Perhaps even the way we were charged £ 3-00 for the Internet booking system that sold tickets for seats that were not available was calculated to the same end, like the waiter on the officer’s Paris jaunt deliberately mixing everything up.

It got a bit more interesting at the end, where something actually happened…

The Other Egypt (Andante Travels), 20-30 December

January 1, 2013



Some enjoyable desert between Siwa and Bahariyya

This tour seemed to be about Graeco-Roman Egypt, but in the event we spent a lot of time looking at peripheral memorials of Dynastic Egypt.  Since our Guide Lecturer, the very lovely Caroline Hebron, was an Egyptologist (and very good at what she did), many interesting themes went unexplored.
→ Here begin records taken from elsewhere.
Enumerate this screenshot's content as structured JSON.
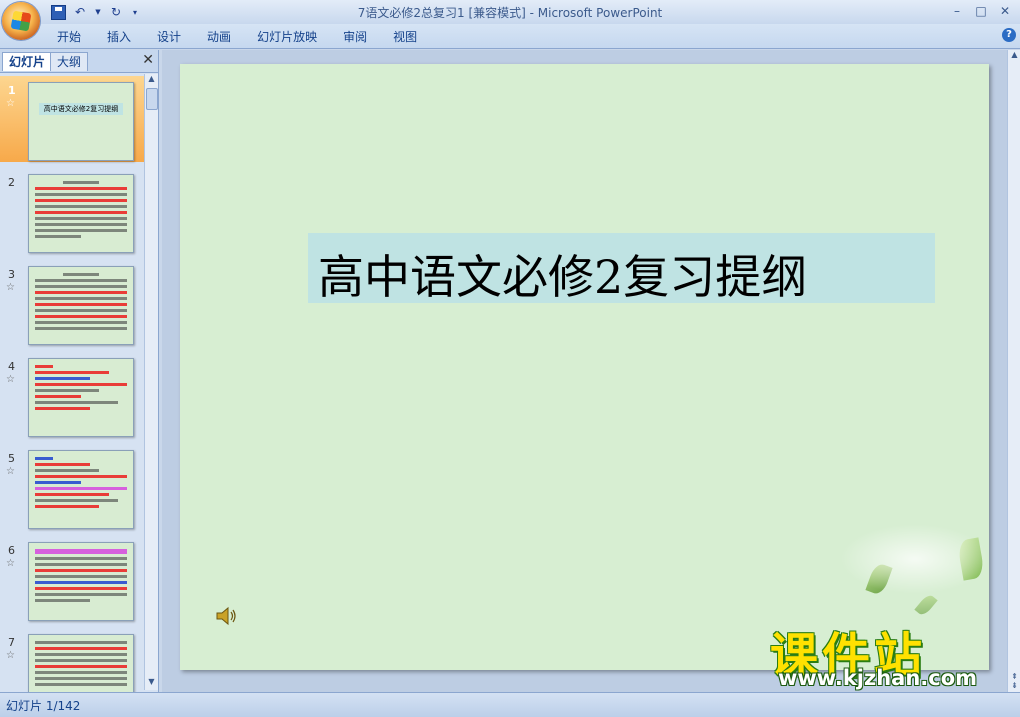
{
  "window": {
    "title": "7语文必修2总复习1 [兼容模式] - Microsoft PowerPoint",
    "controls": [
      "–",
      "□",
      "✕"
    ]
  },
  "ribbon": {
    "tabs": [
      "开始",
      "插入",
      "设计",
      "动画",
      "幻灯片放映",
      "审阅",
      "视图"
    ]
  },
  "left_pane": {
    "tabs": [
      "幻灯片",
      "大纲"
    ],
    "selected_tab": "幻灯片",
    "thumbnails": [
      {
        "number": "1",
        "selected": true,
        "title": "高中语文必修2复习提纲"
      },
      {
        "number": "2",
        "selected": false
      },
      {
        "number": "3",
        "selected": false
      },
      {
        "number": "4",
        "selected": false
      },
      {
        "number": "5",
        "selected": false
      },
      {
        "number": "6",
        "selected": false
      },
      {
        "number": "7",
        "selected": false
      }
    ]
  },
  "slide": {
    "title": "高中语文必修2复习提纲"
  },
  "watermark": {
    "big": "课件站",
    "url": "www.kjzhan.com"
  },
  "status": {
    "text": "幻灯片 1/142"
  },
  "colors": {
    "slide_bg": "#d7eed2",
    "title_box": "#bfe3e3",
    "selected_thumb": "#f7a94a",
    "watermark_yellow": "#ffe100"
  }
}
They might have included:

–the importance of Alexandria in the Roman Empire,

–the paradox of the second city of the Empire being non-Roman (and the capital of Egypt being non-Egyptian)

–the place as a locus for the clash of civilizations (Jewish-Greek riots being a constant in Hellenistic Alexandria) as well as cross-cultural transfer (the Septuagint, for example)

–the importance of Alexandria in the development of ancient philosophy, and hence in the formation of Christianity

–Alexander the Great’s practices in regard to Greek and foreign oracles

–how and why Alexander’s empire became ‘orientalised’ but never Egyptianised

–who (and why) are the Copts?

–the place of Alexandria in the history of the Jews

–daily life in Hellenistic Egypt as illustrated by the Oxyrhynchus papyri

–the Oxyrhynchus papyri and others from the Fayoum as shedding light on the Greek of the New Testament.

Because of the unsettled political situation in Egypt, in Alexandria we were lodged in a hotel at the edge of town in its own compound, so never really got to see modern Egypt.  The result of this was that we were very much in a lovingly-tended bubble and I got rather bored–in fact, small-boy-taken-on-incomprehensible-adult-jaunt bored.  I also spent a lot of time admiring the prints left by different footwear in the sand.  And I developed a mild but quite persistent case of traveller’s diarrhoea as soon as I got back, which must have originated some time around the middle of the trip.

The guests were largely women of a certain age–we had something like 7 men as against 15 women, and only one (younger) couple.  It took me a long time to realise that the average participant was free at Christmas not by choice, but because she was widowed or divorced, and so a certain amount of overpressing on the cheery sociability front was entirely normal.

My highlights were:

–a night ride from Cairo to Alexandria and seeing a real Egypt of crashed cars, wrecked roads and businesses open at 2 am;

–visiting a Coptic monastery and seeing (for a change) cheerful people and women dressed like human beings;

–very blocky apartment blocks in Alexandria and Cairo that were what a city ought to look like in my opinion

–the very diplomatic way Louise asked Caroline how she managed her personal life with half her time spent in London and the other half in the Middle East, with the ensuing beautifully-managed discussion.

There is an official blog (describing a tour in November) here.  And now for some more pictures with brief descriptions.


Serapeum with “Pompey’s Pillar”


The Corniche in Alexandria


Tour Manager escorting guest

St Menas Monastery made a nice change with cheerful people (not just those tourists) and women dressed like human beings

St Menas Monastery made a nice change with cheerful people (not just those tourists) and women dressed like human beings

The heating system at the Shali Lodge Hotel in Siwa was not so sophisticated, and I managed to be both freezing cold and mosquito-bitten

Riotous underground drinking party

Riotous underground drinking party at the Shali Lodge Hotel in Siwa


Intense professional discussion


Temple of Ammon, Siwa–where Alexander the Great may have been declared son of Zeus

Hackneyed shot with poor composition

Hackneyed shot with poor composition

The convoy rests

The convoy rests

Tracks in the desert

Tracks in the desert

Lunch in the desert

Lunch in the desert



Temple of Sobek, Qasr Qarun

Temple of Sobek, Qasr Qarun

Prototype and partly-collapsed pyramid of Snerefu, c2600 BC

Prototype and partly-collapsed pyramid of Snerefu at Meidum, about 2600 BC

Guide and drivers

Guide and drivers